▶ **Exercise details**:
Would you repeat the listing below verbatim and drop the images?

Start of Records

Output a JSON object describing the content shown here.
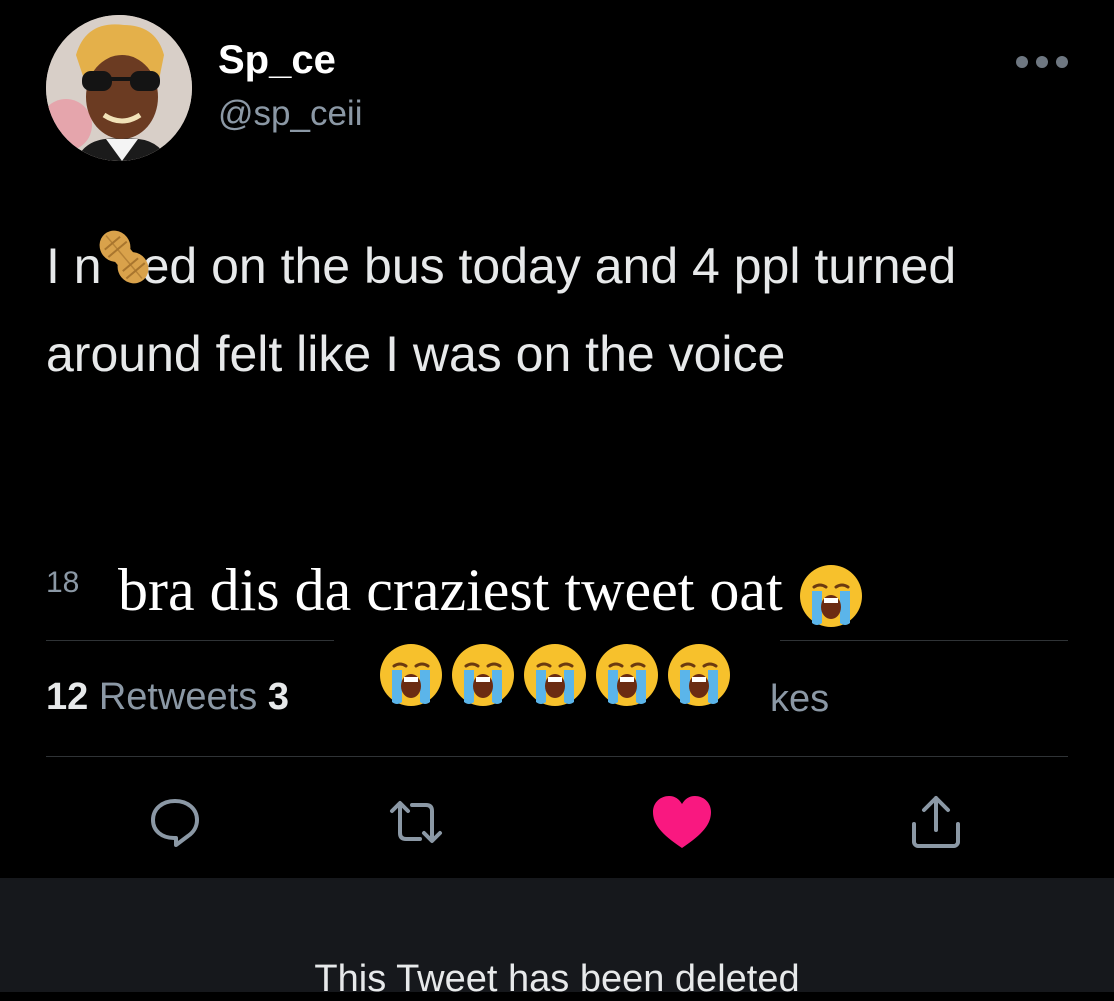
{
  "tweet": {
    "display_name": "Sp_ce",
    "handle": "@sp_ceii",
    "text_part1": "I n",
    "text_part2": "ed on the bus today and 4 ppl turned around felt like I was on the voice",
    "time_partial": "18",
    "stats": {
      "retweets_count": "12",
      "retweets_label": "Retweets",
      "quote_partial": "3",
      "likes_partial": "kes"
    },
    "deleted_notice": "This Tweet has been deleted"
  },
  "caption": {
    "line1": "bra dis da craziest tweet oat",
    "emoji_name": "loudly-crying-face"
  },
  "colors": {
    "background": "#000000",
    "text": "#e7e9ea",
    "secondary_text": "#8b98a5",
    "like_red": "#f91880",
    "divider": "#2f3336",
    "deleted_box": "#16181c"
  },
  "icons": {
    "more": "more-horizontal-icon",
    "reply": "reply-icon",
    "retweet": "retweet-icon",
    "like": "heart-filled-icon",
    "share": "share-icon",
    "inline_emoji": "peanut-emoji"
  }
}
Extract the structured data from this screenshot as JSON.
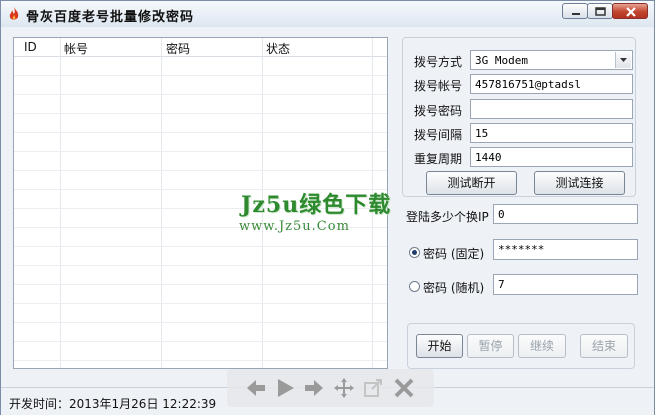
{
  "window": {
    "title": "骨灰百度老号批量修改密码",
    "colors": {
      "accent": "#1d3b6e",
      "watermark": "#2e8a2e",
      "close": "#c2452f"
    }
  },
  "list": {
    "columns": [
      "ID",
      "帐号",
      "密码",
      "状态"
    ],
    "rows": []
  },
  "dial": {
    "mode_label": "拨号方式",
    "mode_value": "3G Modem",
    "account_label": "拨号帐号",
    "account_value": "457816751@ptadsl",
    "password_label": "拨号密码",
    "password_value": "",
    "interval_label": "拨号间隔",
    "interval_value": "15",
    "period_label": "重复周期",
    "period_value": "1440",
    "test_disconnect": "测试断开",
    "test_connect": "测试连接"
  },
  "options": {
    "ip_label": "登陆多少个换IP",
    "ip_value": "0",
    "fixed_label": "密码 (固定)",
    "fixed_value": "*******",
    "random_label": "密码 (随机)",
    "random_value": "7",
    "selected": "fixed"
  },
  "actions": {
    "start": "开始",
    "pause": "暂停",
    "continue": "继续",
    "end": "结束"
  },
  "status": {
    "text": "开发时间：2013年1月26日  12:22:39"
  },
  "watermark": {
    "line1": "Jz5u绿色下载",
    "line2": "www.Jz5u.Com"
  },
  "icons": [
    "app-flame-icon",
    "minimize-icon",
    "maximize-icon",
    "close-icon",
    "arrow-left-icon",
    "play-icon",
    "arrow-right-icon",
    "move-icon",
    "external-link-icon",
    "close-x-icon",
    "dropdown-arrow-icon"
  ]
}
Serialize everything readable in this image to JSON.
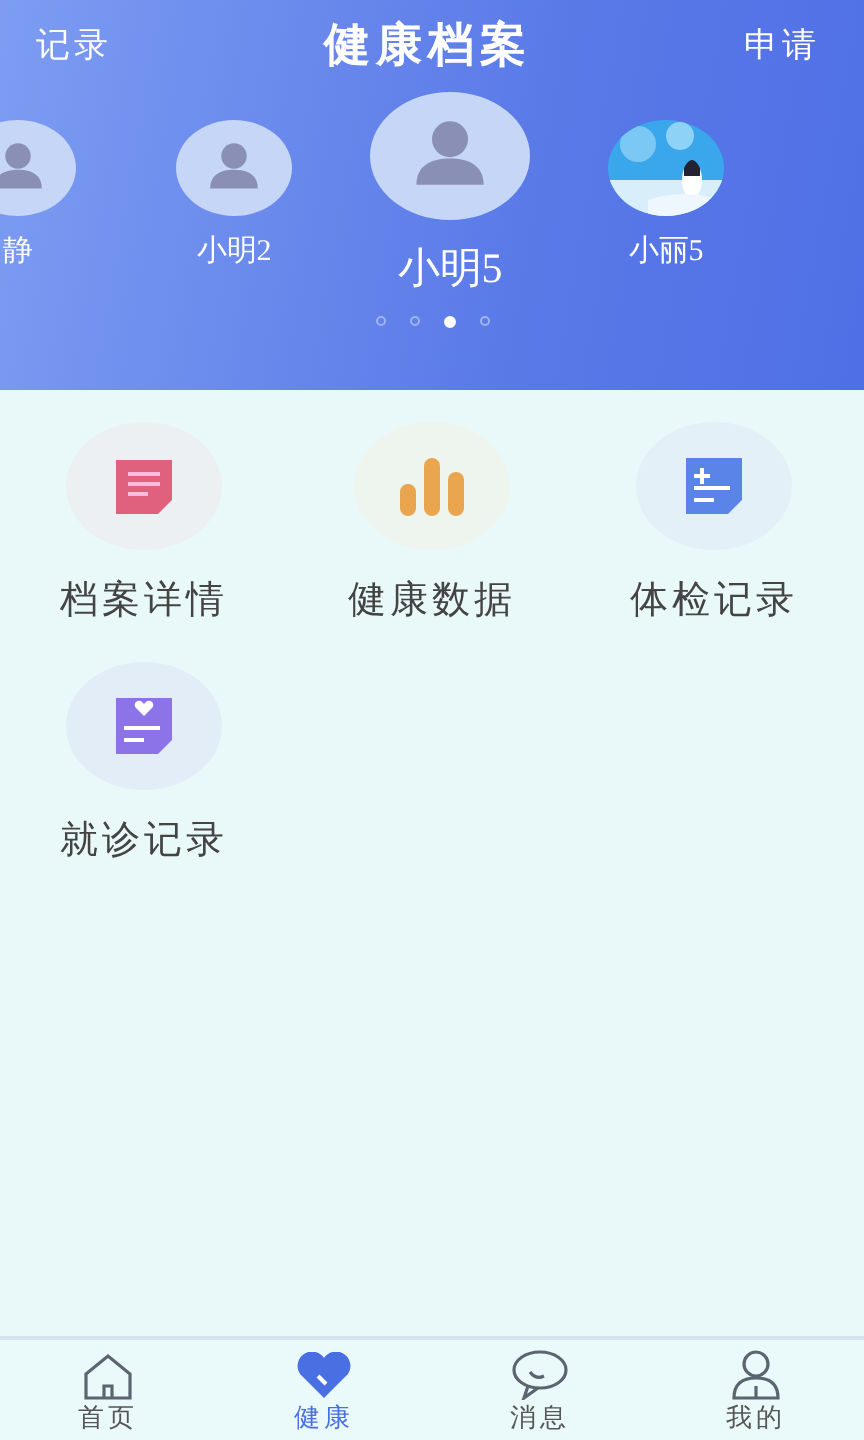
{
  "header": {
    "left": "记录",
    "title": "健康档案",
    "right": "申请"
  },
  "profiles": [
    {
      "name": "静",
      "kind": "person",
      "selected": false
    },
    {
      "name": "小明2",
      "kind": "person",
      "selected": false
    },
    {
      "name": "小明5",
      "kind": "person",
      "selected": true
    },
    {
      "name": "小丽5",
      "kind": "picture",
      "selected": false
    }
  ],
  "pager": [
    {
      "selected": false
    },
    {
      "selected": false
    },
    {
      "selected": true
    },
    {
      "selected": false
    }
  ],
  "features": [
    {
      "label": "档案详情",
      "kind": "file"
    },
    {
      "label": "健康数据",
      "kind": "bars"
    },
    {
      "label": "体检记录",
      "kind": "checkup"
    },
    {
      "label": "就诊记录",
      "kind": "visit"
    }
  ],
  "tabs": [
    {
      "label": "首页",
      "kind": "home",
      "selected": false
    },
    {
      "label": "健康",
      "kind": "heart",
      "selected": true
    },
    {
      "label": "消息",
      "kind": "chat",
      "selected": false
    },
    {
      "label": "我的",
      "kind": "user",
      "selected": false
    }
  ]
}
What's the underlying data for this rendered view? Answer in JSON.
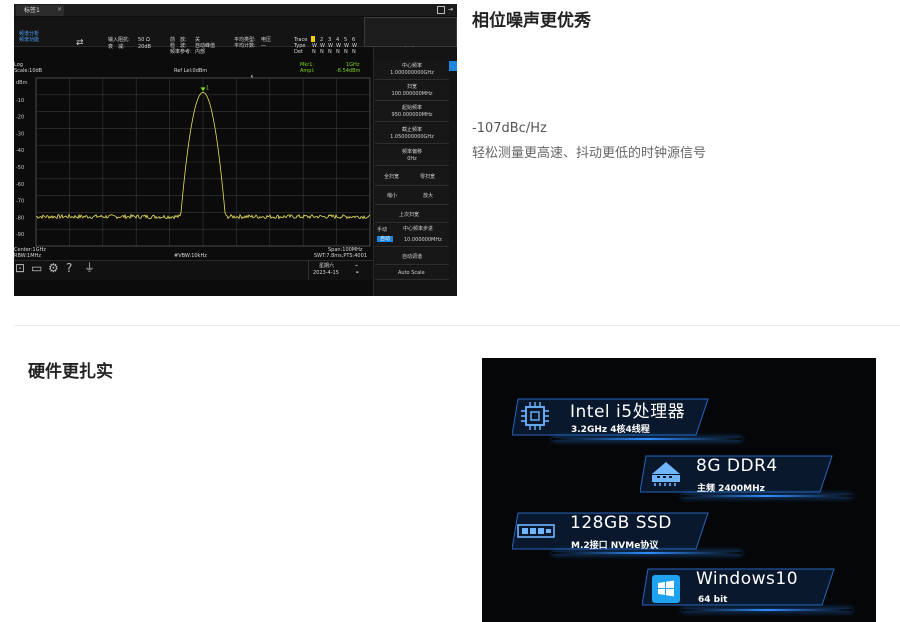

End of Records

▶ **Expected output**:
Output a JSON object describing the content shown here.
{
  "tweet": {
    "display_name": "Sp_ce",
    "handle": "@sp_ceii",
    "text_part1": "I n",
    "text_part2": "ed on the bus today and 4 ppl turned around felt like I was on the voice",
    "time_partial": "18",
    "stats": {
      "retweets_count": "12",
      "retweets_label": "Retweets",
      "quote_partial": "3",
      "likes_partial": "kes"
    },
    "deleted_notice": "This Tweet has been deleted"
  },
  "caption": {
    "line1": "bra dis da craziest tweet oat",
    "emoji_name": "loudly-crying-face"
  },
  "colors": {
    "background": "#000000",
    "text": "#e7e9ea",
    "secondary_text": "#8b98a5",
    "like_red": "#f91880",
    "divider": "#2f3336",
    "deleted_box": "#16181c"
  },
  "icons": {
    "more": "more-horizontal-icon",
    "reply": "reply-icon",
    "retweet": "retweet-icon",
    "like": "heart-filled-icon",
    "share": "share-icon",
    "inline_emoji": "peanut-emoji"
  }
}
Extract the structured data from this screenshot as JSON.
{
  "window": {
    "title": "骨灰百度老号批量修改密码",
    "colors": {
      "accent": "#1d3b6e",
      "watermark": "#2e8a2e",
      "close": "#c2452f"
    }
  },
  "list": {
    "columns": [
      "ID",
      "帐号",
      "密码",
      "状态"
    ],
    "rows": []
  },
  "dial": {
    "mode_label": "拨号方式",
    "mode_value": "3G Modem",
    "account_label": "拨号帐号",
    "account_value": "457816751@ptadsl",
    "password_label": "拨号密码",
    "password_value": "",
    "interval_label": "拨号间隔",
    "interval_value": "15",
    "period_label": "重复周期",
    "period_value": "1440",
    "test_disconnect": "测试断开",
    "test_connect": "测试连接"
  },
  "options": {
    "ip_label": "登陆多少个换IP",
    "ip_value": "0",
    "fixed_label": "密码 (固定)",
    "fixed_value": "*******",
    "random_label": "密码 (随机)",
    "random_value": "7",
    "selected": "fixed"
  },
  "actions": {
    "start": "开始",
    "pause": "暂停",
    "continue": "继续",
    "end": "结束"
  },
  "status": {
    "text": "开发时间：2013年1月26日  12:22:39"
  },
  "watermark": {
    "line1": "Jz5u绿色下载",
    "line2": "www.Jz5u.Com"
  },
  "icons": [
    "app-flame-icon",
    "minimize-icon",
    "maximize-icon",
    "close-icon",
    "arrow-left-icon",
    "play-icon",
    "arrow-right-icon",
    "move-icon",
    "external-link-icon",
    "close-x-icon",
    "dropdown-arrow-icon"
  ]
}
Serialize everything readable in this image to JSON.
{
  "header": {
    "left": "记录",
    "title": "健康档案",
    "right": "申请"
  },
  "profiles": [
    {
      "name": "静",
      "kind": "person",
      "selected": false
    },
    {
      "name": "小明2",
      "kind": "person",
      "selected": false
    },
    {
      "name": "小明5",
      "kind": "person",
      "selected": true
    },
    {
      "name": "小丽5",
      "kind": "picture",
      "selected": false
    }
  ],
  "pager": [
    {
      "selected": false
    },
    {
      "selected": false
    },
    {
      "selected": true
    },
    {
      "selected": false
    }
  ],
  "features": [
    {
      "label": "档案详情",
      "kind": "file"
    },
    {
      "label": "健康数据",
      "kind": "bars"
    },
    {
      "label": "体检记录",
      "kind": "checkup"
    },
    {
      "label": "就诊记录",
      "kind": "visit"
    }
  ],
  "tabs": [
    {
      "label": "首页",
      "kind": "home",
      "selected": false
    },
    {
      "label": "健康",
      "kind": "heart",
      "selected": true
    },
    {
      "label": "消息",
      "kind": "chat",
      "selected": false
    },
    {
      "label": "我的",
      "kind": "user",
      "selected": false
    }
  ]
}
What's the underlying data for this rendered view? Answer in JSON.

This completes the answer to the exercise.